To be liable as a conspirator, a Defendant must be a voluntary participant in the common venture, although he or she need not have agreed on the details of the plan or even know who the other conspirators are. It is enough if the person understands the general objectives of the plan, accepts them, and agrees, either explicitly or implicitly, to do his or her part to further them. To be a member of the conspiracy, the Defendant need not join at the beginning or know all the other members or the means by which its purpose was to be accomplished.
Because direct evidence of a conspiracy is usually impossible to obtain, absent the testimony of a co-conspirator, circumstantial evidence is the usual manner of proving a civil conspiracy. In deciding whether the charged conspiracy exists, you may consider the actions and statements of every one of the alleged participants. An agreement may be proved from all the circumstances and the words and conduct of all the alleged participants which are shown by the evidence.
In deciding whether a particular Defendant joined the conspiracy, you must base your decision only on what that Defendant did or said. In determining what that Defendant did or said, you may consider that Defendant's own words or acts. You may also consider the words or acts of other persons to decide what that Defendant did or said, and you may use them to help you understand what that Defendant did or said.
If you find from your consideration of all the evidence by a preponderance of the evidence that there was an agreement by two or more Defendants to place the Plaintiff in the Restrictive Housing Unit under Administrative Custody status in violation of Plaintiff's First Amendment rights, and that two or more Defendants agreed to do his or her part, either explicitly or implicitly, to facilitate the placement, then you should find the Defendant liable for conspiracy.
A conspirator is responsible for the Constitutional violation committed by his or her fellow conspirators if he or she was a member of the conspiracy when the Constitutional violation was committed in furtherance of and as a foreseeable consequence of the conspiracy.
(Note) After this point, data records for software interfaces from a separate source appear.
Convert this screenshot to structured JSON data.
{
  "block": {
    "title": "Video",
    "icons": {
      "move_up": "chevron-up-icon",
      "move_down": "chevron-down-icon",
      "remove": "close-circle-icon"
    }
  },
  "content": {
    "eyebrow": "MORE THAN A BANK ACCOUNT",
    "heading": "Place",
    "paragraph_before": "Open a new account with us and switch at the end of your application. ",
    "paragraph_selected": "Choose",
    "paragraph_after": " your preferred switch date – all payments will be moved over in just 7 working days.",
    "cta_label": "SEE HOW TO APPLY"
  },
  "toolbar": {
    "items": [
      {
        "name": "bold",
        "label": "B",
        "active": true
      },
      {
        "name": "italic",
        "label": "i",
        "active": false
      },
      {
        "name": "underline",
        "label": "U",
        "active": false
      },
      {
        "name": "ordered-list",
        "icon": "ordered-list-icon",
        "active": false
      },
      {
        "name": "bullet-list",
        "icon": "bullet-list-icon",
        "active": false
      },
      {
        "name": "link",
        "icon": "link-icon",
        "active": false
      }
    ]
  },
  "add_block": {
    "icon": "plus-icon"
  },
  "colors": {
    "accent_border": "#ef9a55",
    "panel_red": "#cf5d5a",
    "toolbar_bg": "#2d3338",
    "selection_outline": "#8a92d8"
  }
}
(ECF No. 135, pp. 4-10). Here, based on the evidence presented, it was well within the province of the jury to conclude that no other Defendant conspired with Ennis to retaliate against the Plaintiff. Plaintiff argues that when he "questioned Barone, Wojcik and Reed on what steps they took to confirm information from Ennis was accurate, each testified they did not attempt to prove or disprove the information from Ennis [was accurate], for they took it on face value he was being truthful." (ECF. No. 146, p. 12). However, the jury was not ...